━━ Working data ━━

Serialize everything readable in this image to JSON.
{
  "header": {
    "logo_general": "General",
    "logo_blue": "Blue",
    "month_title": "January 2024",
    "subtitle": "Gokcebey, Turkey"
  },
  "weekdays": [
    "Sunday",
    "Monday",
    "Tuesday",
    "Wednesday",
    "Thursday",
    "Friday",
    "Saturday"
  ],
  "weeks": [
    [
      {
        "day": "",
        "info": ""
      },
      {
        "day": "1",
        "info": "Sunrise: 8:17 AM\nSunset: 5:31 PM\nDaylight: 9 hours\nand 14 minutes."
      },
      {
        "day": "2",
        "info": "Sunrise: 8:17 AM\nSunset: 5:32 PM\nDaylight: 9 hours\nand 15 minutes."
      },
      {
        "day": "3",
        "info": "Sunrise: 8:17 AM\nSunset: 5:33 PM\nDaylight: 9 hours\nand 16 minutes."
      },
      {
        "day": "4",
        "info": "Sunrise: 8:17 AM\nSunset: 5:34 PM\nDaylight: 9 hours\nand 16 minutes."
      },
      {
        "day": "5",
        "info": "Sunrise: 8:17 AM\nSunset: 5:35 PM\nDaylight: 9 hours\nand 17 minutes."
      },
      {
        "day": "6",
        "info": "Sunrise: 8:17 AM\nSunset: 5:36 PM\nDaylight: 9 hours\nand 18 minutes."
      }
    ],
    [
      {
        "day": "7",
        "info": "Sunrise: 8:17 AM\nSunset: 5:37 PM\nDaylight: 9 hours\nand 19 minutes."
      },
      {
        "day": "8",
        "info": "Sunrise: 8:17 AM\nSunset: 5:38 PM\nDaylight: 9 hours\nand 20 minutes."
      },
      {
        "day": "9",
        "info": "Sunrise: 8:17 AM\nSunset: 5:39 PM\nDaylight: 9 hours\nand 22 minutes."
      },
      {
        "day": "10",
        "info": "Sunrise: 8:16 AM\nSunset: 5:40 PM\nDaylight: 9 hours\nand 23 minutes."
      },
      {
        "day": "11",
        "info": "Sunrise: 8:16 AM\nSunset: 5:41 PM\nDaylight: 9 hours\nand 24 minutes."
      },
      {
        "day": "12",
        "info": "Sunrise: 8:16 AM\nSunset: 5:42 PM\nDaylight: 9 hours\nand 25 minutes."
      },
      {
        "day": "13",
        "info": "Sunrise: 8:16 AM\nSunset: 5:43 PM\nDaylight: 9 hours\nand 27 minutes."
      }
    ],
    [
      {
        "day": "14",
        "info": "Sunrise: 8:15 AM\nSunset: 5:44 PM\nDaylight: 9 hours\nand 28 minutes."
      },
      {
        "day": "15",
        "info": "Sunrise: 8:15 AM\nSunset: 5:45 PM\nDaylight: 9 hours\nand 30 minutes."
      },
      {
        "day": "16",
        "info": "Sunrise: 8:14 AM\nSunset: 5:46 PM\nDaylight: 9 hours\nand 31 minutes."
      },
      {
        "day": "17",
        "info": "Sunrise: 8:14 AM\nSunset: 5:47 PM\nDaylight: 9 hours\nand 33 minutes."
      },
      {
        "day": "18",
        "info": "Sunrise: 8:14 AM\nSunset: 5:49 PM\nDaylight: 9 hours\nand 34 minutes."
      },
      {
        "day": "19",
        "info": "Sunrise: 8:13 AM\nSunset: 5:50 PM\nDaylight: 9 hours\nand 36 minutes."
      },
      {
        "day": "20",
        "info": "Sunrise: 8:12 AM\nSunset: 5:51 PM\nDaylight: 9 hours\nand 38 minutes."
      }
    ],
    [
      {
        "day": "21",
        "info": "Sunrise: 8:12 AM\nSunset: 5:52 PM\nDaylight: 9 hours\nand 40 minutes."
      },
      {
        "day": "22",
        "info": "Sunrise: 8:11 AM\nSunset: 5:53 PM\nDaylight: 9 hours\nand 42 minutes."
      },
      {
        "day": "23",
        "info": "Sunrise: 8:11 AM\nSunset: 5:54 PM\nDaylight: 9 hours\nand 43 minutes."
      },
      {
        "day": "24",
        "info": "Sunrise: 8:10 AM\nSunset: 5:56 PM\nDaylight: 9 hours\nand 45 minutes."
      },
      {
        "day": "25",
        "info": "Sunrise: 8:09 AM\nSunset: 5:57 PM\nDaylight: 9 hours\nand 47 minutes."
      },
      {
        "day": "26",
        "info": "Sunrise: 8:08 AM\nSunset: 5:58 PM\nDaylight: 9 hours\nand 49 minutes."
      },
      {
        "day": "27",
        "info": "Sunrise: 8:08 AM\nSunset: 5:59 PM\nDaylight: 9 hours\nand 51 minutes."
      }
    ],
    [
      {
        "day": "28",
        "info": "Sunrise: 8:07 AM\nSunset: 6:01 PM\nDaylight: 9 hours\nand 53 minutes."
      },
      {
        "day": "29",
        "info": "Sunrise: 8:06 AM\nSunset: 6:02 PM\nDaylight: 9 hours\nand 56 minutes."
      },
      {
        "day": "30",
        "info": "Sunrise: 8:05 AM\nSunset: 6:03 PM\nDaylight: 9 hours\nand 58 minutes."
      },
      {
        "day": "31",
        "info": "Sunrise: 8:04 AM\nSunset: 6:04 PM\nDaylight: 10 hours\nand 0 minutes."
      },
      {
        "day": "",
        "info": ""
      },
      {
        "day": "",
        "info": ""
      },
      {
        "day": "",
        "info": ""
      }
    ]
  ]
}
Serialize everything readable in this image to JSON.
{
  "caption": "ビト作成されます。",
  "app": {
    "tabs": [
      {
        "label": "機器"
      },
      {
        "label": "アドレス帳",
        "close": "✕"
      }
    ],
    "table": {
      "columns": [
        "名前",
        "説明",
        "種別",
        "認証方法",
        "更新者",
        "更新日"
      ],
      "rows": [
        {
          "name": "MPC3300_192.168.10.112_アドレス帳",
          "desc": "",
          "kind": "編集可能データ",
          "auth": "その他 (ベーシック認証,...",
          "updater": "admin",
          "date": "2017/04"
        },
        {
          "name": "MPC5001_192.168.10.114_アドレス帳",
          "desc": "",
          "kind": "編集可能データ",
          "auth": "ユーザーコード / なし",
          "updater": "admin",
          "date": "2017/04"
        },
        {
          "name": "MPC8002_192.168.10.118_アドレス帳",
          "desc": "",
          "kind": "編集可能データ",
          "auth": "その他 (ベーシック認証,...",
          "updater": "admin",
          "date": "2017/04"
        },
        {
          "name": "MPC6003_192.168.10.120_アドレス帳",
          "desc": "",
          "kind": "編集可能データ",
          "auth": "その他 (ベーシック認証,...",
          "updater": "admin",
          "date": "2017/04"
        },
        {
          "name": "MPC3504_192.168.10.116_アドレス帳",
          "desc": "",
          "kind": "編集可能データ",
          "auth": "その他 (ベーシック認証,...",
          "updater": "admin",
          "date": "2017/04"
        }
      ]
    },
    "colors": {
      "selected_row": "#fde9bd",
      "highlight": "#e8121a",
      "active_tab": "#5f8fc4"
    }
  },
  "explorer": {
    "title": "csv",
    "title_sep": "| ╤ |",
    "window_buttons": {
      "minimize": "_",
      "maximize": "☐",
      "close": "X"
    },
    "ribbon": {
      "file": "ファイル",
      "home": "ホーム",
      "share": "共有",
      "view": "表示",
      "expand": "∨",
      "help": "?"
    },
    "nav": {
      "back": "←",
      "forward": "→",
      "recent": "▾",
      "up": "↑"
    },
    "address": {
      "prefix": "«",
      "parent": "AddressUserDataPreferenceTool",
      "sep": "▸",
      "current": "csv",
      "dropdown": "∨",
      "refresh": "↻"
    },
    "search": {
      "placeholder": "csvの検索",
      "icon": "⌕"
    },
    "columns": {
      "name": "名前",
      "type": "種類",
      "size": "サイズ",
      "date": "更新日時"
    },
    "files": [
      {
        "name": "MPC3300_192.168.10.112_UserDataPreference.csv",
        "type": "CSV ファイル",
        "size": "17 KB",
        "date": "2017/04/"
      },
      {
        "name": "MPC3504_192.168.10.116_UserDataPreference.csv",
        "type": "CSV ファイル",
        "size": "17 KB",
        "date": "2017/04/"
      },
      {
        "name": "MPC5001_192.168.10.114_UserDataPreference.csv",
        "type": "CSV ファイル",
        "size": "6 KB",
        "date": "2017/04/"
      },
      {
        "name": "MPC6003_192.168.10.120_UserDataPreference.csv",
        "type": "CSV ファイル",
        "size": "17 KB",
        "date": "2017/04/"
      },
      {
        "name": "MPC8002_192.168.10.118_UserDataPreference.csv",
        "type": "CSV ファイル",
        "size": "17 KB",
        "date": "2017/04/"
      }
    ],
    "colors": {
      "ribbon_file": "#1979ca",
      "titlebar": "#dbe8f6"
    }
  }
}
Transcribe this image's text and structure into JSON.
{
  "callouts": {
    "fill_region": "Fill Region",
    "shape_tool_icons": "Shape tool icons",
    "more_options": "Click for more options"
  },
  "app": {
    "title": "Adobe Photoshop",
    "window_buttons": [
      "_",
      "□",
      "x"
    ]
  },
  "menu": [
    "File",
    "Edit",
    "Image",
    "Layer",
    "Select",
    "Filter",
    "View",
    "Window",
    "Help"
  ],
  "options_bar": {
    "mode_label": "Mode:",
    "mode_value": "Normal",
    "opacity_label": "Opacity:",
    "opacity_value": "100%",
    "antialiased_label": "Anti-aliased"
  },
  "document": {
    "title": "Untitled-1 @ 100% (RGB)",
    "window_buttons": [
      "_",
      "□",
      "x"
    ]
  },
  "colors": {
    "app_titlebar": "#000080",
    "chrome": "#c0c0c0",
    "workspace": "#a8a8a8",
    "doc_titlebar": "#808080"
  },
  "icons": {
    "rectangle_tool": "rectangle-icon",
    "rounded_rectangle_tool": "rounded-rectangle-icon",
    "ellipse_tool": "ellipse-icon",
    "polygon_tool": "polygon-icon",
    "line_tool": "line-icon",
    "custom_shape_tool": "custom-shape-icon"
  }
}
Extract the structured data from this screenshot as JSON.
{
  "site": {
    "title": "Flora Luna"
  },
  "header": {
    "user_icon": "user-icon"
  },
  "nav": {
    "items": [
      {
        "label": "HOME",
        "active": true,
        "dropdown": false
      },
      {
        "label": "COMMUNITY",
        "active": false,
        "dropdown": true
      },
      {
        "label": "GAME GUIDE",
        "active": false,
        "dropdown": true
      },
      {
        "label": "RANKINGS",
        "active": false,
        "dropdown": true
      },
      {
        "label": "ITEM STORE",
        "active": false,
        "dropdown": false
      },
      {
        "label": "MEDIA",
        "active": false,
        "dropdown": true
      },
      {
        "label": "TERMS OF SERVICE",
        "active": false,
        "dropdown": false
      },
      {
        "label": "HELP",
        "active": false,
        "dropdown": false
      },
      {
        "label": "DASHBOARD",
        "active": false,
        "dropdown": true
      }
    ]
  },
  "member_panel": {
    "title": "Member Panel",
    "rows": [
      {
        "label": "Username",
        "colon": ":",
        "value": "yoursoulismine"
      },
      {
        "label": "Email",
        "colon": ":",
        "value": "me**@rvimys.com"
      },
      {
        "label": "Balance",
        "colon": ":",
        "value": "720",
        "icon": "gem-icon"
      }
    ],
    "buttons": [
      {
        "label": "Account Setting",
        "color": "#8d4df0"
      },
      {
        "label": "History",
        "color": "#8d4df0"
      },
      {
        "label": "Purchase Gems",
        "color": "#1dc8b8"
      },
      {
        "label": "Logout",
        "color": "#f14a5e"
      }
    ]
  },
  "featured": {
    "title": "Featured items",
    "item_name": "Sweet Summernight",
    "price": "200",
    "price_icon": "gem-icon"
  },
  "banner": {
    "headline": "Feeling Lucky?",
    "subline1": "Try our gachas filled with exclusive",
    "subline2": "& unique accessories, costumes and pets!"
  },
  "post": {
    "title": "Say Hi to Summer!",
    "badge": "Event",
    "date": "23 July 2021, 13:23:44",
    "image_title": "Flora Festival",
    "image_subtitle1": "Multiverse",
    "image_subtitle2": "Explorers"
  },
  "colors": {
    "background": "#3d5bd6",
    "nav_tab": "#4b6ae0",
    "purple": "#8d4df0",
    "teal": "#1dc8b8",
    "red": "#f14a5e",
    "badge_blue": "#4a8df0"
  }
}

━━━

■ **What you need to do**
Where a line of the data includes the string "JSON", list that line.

■ **Final answer**
Serialize everything readable in this image to JSON.
Serialize everything readable in this image to JSON.
Transcribe this image's text and structure into JSON.
Extract the structured data from this screenshot as JSON.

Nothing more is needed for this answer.